[3] Wang, M.L., Wang, C.P. and Huang, T.Y. (2010) Relationships among Oil Price, Gold Price, Exchange Rate and International Stock Markets. International Research Journal of Finance and Economics, 47, 80-89.

[4] Ghosh, S. (2011) Examining Crude Oil Price—Exchange Rate Nexus for India during the Period of Extreme Oil Price Volatility. Applied Energy, 88, 1886-1889.

https://doi.org/10.1016/j.apenergy.2010.10.043

[5] Adebiyi, M.A., Adenuga, A.O., Abeng, M.O. and Omanukwue, P.N. (2009) Oil Price Shocks, Exchange Rate and Stock Market Behaviour: Empirical Evidence from Nigeria. Proceedings of the 14th Annual Conference of the African Econometric Society.

[6] Agrawal, G. and Srivastava, A. (2011) Stock Market Return and Exchange Rate Volatility: A GARCH Application. Res J Int Stud, 20, 12-23.

[7] Aydemir, O. and Demirhan, E. (2009) The Relationship between Stock Prices and Exchange Rates: Evidence from Turkey. International Research Journal of Finance and Economics, 23, 207-215.

[8] Griffin, J.M. and Stulz, R.M. (2001) International Competition and Exchange Rate Shocks: A Cross-Country Industry Analysis of Stock Returns. Review of Financial Studies, 14, 215-241.

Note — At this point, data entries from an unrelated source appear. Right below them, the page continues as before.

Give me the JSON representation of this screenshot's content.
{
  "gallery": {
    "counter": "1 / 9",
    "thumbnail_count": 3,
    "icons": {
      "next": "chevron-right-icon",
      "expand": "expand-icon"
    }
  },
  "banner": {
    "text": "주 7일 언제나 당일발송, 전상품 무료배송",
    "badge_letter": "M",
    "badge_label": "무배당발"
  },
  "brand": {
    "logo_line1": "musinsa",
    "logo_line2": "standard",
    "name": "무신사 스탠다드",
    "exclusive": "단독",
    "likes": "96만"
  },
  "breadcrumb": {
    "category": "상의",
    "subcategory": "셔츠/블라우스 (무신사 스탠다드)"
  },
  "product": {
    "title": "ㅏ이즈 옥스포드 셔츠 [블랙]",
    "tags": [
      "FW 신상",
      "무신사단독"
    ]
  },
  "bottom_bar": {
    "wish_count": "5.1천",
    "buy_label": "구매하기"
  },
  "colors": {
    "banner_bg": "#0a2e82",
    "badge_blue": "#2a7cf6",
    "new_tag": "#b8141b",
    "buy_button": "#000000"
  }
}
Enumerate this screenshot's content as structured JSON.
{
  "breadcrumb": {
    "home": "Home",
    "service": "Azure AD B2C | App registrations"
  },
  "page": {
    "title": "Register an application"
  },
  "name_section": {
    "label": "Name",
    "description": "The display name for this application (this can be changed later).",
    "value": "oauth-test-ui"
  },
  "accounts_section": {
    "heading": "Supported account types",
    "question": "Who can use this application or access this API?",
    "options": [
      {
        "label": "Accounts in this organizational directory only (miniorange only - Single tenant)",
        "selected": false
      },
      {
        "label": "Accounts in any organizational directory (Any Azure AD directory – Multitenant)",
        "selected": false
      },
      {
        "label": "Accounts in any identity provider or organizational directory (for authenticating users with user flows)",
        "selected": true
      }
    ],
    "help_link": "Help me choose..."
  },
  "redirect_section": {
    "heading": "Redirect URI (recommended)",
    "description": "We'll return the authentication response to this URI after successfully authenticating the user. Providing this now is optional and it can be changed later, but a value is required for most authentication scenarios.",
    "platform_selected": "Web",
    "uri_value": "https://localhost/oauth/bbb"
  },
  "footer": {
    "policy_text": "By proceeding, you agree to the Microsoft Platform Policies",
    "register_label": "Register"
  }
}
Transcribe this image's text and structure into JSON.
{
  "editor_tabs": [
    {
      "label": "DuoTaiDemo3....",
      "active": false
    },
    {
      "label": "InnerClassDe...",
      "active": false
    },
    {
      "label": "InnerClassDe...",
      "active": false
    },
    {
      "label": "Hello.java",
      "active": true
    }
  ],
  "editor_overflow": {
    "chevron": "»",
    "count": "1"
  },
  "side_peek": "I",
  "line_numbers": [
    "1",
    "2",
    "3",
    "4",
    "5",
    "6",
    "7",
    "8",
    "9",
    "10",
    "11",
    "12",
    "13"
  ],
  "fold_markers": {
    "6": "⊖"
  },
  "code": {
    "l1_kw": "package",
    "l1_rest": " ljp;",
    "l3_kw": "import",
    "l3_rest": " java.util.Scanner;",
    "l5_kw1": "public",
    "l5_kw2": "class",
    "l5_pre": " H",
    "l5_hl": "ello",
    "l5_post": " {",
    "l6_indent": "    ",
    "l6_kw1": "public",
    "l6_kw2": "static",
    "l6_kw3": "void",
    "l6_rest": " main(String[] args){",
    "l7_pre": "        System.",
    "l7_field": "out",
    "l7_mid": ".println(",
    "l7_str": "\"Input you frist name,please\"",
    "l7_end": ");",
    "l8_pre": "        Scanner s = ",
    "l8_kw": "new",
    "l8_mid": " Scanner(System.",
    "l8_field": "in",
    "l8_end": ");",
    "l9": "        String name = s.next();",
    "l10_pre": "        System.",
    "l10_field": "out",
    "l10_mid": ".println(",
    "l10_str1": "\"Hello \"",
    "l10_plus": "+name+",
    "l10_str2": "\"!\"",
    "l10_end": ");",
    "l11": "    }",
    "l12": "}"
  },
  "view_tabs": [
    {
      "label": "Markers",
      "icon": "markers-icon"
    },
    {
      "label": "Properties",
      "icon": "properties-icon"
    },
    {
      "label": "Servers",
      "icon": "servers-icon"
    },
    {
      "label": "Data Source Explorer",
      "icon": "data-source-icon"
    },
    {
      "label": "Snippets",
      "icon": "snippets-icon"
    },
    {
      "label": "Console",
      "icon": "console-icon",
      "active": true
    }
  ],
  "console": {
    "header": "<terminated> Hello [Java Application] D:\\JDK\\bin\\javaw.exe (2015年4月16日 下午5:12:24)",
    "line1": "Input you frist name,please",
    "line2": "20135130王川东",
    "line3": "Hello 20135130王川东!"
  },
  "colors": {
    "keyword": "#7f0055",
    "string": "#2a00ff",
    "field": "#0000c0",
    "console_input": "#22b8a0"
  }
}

https://doi.org/10.1093/rfs/14.1.215

[9] Jorion, P. (1991) The Pricing of Exchange Rate Risk in the Stock Market. Journal of Financial and Quantitative Analysis, 26, 363-376.

https://doi.org/10.2307/2331212

[10] He, J. and Ng, L.K. (1998) The Foreign Exchange Exposure of Japanese Multinational Corporations. The Journal of Finance, 53, 733-753.

https://doi.org/10.1111/0022-1082.295575

[11] Chamberlain, S., Howe, J.S. and Popper, H. (1997) The Exchange Rate Exposure of US and Japanese Banking Institutions. Journal of Banking & Finance, 21, 871-892.

https://doi.org/10.1016/S0378-4266(97)00002-2

[12] Ma, C.K. and Kao, G.W. (1990) On Exchange Rate Changes and Stock Price Reactions. Journal of Business Finance & Accounting, 17, 441-449.

https://doi.org/10.1111/j.1468-5957.1990.tb01196.x

[13] Ajayi, R.A. and Mougoue, M. (1996) On the Dynamic Relation between Stock Prices and Exchange Rates. Journal of Financial Research, 19, 193-207.

https://doi.org/10.1111/j.1475-6803.1996.tb00593.x

[14] Abdalla, I.S. and Murinde, V. (1997) Exchange Rate and Stock Price Interactions in Emerging Financial Markets: Evidence on India, Korea, Pakistan and the Philippines. Applied Financial Economics, 7, 25-35.

https://doi.org/10.1080/096031097333826